An elder must be blameless, faithful to his wife, a man whose children believe and are not open to the charge of being wild and disobedient. Since an overseer is entrusted with God’s work, he must be blameless – not overbearing, not quick-tempered, not given to drunkenness, not violent, not pursuing dishonest gain. Rather, he must be hospitable, one who loves what is good, who is self-controlled, upright, holy and disciplined. He must hold firmly to the trustworthy message as it has been taught, so that he can encourage others by sound doctrine and refute those who oppose it. (verses 6-9)
Having served as an elder and pastor in several churches over many years, I am always set back on my heels by reading one word in this list that is repeated twice over. “Blameless.” That’s the qualification. “An elder must be blameless … he must be blameless.”
How is that even possible? Who could ever dare serve?
Before we come to what Paul specifically commands in this instance, it’s helpful to see how he uses this word elsewhere. Twice he uses it to describe the reality of who we are in Christ Jesus. Listen: “He will also keep you firm to the end, so that you will be blameless on the day of our Lord Jesus Christ” (1 Corinthians 1:8). Further: “But now he has reconciled you by Christ’s physical body through death to present you holy in his sight, without blemish and free from accusation …” (same Greek word, Colossians 1:22).
It's only in Christ that we have any hope of being “blameless.” We can’t possibly manage it otherwise. But, on the other hand, since we truly are “in Christ,” then we truly are “blameless.” It’s a stunning reality! It hasn’t happened by our own doing – no, not at all. It’s all his doing. The Great Exchange has been worked in our lives: he took our sin upon himself so that “in him we might become the righteousness of God” (2 Corinthians 5:21) – in other words, we have been made “blameless” in Jesus.
That’s the spiritual reality. That’s how the Father sees us in Christ. What an incredible relief and joy. He smiles upon us.
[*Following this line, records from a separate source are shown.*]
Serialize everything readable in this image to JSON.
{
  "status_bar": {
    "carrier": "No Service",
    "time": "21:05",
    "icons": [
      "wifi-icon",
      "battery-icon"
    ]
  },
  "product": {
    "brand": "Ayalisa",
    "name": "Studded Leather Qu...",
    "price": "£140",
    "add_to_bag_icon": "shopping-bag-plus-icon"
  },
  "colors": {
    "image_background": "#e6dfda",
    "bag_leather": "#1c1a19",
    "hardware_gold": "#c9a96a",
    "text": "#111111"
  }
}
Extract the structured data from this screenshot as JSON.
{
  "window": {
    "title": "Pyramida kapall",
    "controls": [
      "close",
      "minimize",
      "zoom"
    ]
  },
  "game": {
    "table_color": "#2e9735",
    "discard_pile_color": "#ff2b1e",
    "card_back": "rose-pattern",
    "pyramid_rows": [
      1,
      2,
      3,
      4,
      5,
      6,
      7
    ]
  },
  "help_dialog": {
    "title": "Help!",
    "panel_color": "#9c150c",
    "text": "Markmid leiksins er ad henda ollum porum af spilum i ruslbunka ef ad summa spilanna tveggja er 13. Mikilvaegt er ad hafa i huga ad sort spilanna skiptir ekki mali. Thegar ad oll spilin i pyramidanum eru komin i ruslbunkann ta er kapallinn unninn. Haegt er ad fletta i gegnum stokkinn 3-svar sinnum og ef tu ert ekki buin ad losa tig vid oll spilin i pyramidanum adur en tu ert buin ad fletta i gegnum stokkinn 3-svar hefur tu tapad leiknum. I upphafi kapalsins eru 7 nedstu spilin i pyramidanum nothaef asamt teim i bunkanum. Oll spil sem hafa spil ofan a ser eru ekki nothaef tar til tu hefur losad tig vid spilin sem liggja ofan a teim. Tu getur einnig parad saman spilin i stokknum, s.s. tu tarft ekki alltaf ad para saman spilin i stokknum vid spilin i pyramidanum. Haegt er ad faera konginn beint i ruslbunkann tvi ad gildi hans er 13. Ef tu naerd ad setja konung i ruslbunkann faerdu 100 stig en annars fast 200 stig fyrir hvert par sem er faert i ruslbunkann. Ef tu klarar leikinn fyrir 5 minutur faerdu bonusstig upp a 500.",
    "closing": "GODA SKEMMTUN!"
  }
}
But the practical reality is an ongoing process. Being transformed into the likeness of Christ – from one degree of glory to another – takes time. It’s a journey. We are not yet perfect, feet on the ground. There is more work yet to be done in us. And each of us is at a different point in the process.
So, when Paul uses this same word here – twice over – for church leaders, he’s thinking very practically. He means that enough of that ongoing work needs to have been done in the life of elders and overseers so that they are not open to accusation from those looking on. They must be “above reproach” in the eyes of the world.
Paul has some very specific things in mind. Faithfulness in marriage, for one. Wise, spiritual leadership in the home, for another. If the husband-wife relationship is fractured or if the family is in turmoil, it’s not yet time to engage in church leadership. Similarly, enough grace needs to have been worked into a person’s life so that they are not over-bearing, quick-tempered, drunken, violent, or dishonestly greedy. You can imagine how any of these would poison interaction within a church leadership team and how they could damage the church’s witness to the outside world – indeed, you’ve likely seen real-life examples. Paul then goes on to give positive aspects of being “blameless” – hospitality, self-control, holiness, among others. Choose leaders like this, Paul says.
All of us who are in Christ have been declared “blameless” in God’s sight. How good. In the meantime, we grow step by step into the reality. It’s a process. The Lord is at work. In leaders’ lives, too. But for them, enough transformation needs to have been accomplished already so that rough edges don’t hamper their role. To the glory of God.
(Note: Paul writes to Titus in a church setting where elders were assumed to be men. The issue of women in leadership is simply not addressed here but is positively portrayed elsewhere in Scripture.)
Lord, thank you that you have saved me, washed me clean, and made me blameless in Christ. Continue your work in me, changing my character and attitude and behaviours, step by step, to be more and more like Jesus.
And I pray for those in leadership in local churches. Continue your good work in each of their lives. Give them wisdom and grace. Grow them in Christ-likeness. To his glory. Amen.
Pray: Choose two or three church leaders you know – pray the Lord’s grace and power on their lives. To Christ’s glory.